As for the arbitration decision? I don’t contest it. A team tries, perhaps also counting on the fact of the extraordinary nature of the moment, of the pandemic, which can lead to more flexibility in the rules.
Last question: who looks well among the challengers?
You can’t tell until we’ve seen two boats in the water. I myself can’t wait to follow our new boat in action. They will surprise us.
36th America’s Cup
In addition to Challenges from Italy, USA, and Great Britain that were accepted during the initial entry period (January 1 to June 30, 2018), eight additional Notices of Challenge were received by the late entry deadline on November 30, 2018. Of those eight submittals, entries from Malta, USA, and the Netherlands were also accepted. Here’s the list:
• Emirates Team New Zealand (NZL)
• Luna Rossa (ITA) – Challenger of Record
• American Magic (USA)
• INEOS Team UK (GBR)
• Malta Altus Challenge (MLT) – WITHDRAWN
• Stars + Stripes Team USA (USA)
• DutchSail (NED) – WITHDRAWN
Of the three late entries, only Stars+Stripes USA remains committed, however, it is unclear what entry payments have been made, nor is there knowledge of a boat being actively built or sailing team assembled.
Key America’s Cup dates:
✔ September 28, 2017: 36th America’s Cup Protocol released
✔ November 30, 2017: AC75 Class concepts released to key stakeholders
✔ January 1, 2018: Entries for Challengers open
✔ March 31, 2018: AC75 Class Rule published
✔ June 30, 2018: Entries for Challengers close
✔ August 31, 2018: Location of the America’s Cup Match and The PRADA Cup confirmed
✔ August 31, 2018: Specific race course area confirmed
✔ November 30, 2018: Late entries deadline
✔ March 31, 2019: Boat 1 can be launched (DELAYED)
✔ 2nd half of 2019: 2 x America’s Cup World Series events (CANCELLED)
✔ October 1, 2019: US$1million late entry fee deadline (NOT KNOWN)
✔ February 1, 2020: Boat 2 can be launched (DELAYED)
✔ April 23-26, 2020: First (1/3) America’s Cup World Series event in Cagliari, Sardinia (CANCELLED)
✔ June 4-7, 2020: Second (2/3) America’s Cup World Series event in Portsmouth, England (CANCELLED)
• December 17-20, 2020: Third (3/3) America’s Cup World Series event in Auckland, New Zealand

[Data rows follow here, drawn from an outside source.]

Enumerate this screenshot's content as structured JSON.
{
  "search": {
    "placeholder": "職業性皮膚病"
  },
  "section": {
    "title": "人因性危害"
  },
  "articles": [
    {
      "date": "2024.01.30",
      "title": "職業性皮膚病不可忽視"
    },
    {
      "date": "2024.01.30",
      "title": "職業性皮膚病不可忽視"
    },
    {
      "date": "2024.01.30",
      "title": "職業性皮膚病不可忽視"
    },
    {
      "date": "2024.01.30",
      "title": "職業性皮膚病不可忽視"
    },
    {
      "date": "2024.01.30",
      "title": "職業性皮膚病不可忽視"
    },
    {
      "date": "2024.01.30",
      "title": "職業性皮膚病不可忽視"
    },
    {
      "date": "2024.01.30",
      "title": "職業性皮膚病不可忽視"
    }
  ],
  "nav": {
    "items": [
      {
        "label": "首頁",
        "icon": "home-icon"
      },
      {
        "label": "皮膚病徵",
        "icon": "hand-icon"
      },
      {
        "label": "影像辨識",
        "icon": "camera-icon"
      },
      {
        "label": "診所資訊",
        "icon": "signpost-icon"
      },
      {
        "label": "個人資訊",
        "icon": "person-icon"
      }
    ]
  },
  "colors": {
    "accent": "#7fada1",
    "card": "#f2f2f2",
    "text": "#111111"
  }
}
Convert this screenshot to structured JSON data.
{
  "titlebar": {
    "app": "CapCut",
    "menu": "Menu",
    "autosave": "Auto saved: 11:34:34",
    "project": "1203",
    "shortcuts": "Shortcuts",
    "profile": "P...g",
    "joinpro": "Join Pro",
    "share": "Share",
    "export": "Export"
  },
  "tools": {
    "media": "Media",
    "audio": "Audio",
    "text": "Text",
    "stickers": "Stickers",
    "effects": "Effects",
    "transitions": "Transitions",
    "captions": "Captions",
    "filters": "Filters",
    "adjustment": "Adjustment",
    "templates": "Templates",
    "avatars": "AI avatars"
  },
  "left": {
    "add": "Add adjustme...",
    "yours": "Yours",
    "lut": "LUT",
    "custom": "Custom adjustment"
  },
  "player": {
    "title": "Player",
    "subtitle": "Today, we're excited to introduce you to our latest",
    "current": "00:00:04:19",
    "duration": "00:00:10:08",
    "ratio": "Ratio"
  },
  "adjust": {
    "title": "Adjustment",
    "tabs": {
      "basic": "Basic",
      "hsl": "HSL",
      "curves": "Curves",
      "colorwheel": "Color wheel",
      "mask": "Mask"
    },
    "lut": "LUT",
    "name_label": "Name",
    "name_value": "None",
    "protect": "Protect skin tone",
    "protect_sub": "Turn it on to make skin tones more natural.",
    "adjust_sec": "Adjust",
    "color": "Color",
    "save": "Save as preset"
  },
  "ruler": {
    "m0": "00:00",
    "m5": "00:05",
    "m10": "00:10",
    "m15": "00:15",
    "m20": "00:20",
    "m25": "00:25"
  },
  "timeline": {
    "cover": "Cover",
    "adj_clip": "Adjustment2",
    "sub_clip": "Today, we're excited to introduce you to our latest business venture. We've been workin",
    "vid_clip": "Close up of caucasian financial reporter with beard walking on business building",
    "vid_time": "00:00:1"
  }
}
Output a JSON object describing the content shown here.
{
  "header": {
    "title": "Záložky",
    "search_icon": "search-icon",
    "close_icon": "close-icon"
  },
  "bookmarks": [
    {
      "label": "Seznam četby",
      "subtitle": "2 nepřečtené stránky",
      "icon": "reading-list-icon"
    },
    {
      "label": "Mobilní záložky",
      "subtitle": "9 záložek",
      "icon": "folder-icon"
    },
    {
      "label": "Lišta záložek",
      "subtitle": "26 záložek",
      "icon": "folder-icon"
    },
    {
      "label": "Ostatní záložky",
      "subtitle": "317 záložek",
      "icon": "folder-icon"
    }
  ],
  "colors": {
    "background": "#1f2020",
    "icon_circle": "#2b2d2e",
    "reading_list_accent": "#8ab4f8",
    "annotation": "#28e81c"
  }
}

• January 15-February 22, 2021: The PRADA Cup Challenger Selection Series
• March 6-15, 2021: The America’s Cup Match
Youth America’s Cup Competition (CANCELLED)
• February 18-23, 2021
• March 1-5, 2021
• March 8-12, 2021
AC75 launch dates:
September 6 – Emirates Team New Zealand (NZL), Boat 1
September 10 – American Magic (USA), Boat 1; actual launch date earlier but not released
October 2 – Luna Rossa (ITA), Boat 1
October 4 – INEOS Team UK (GBR), Boat 1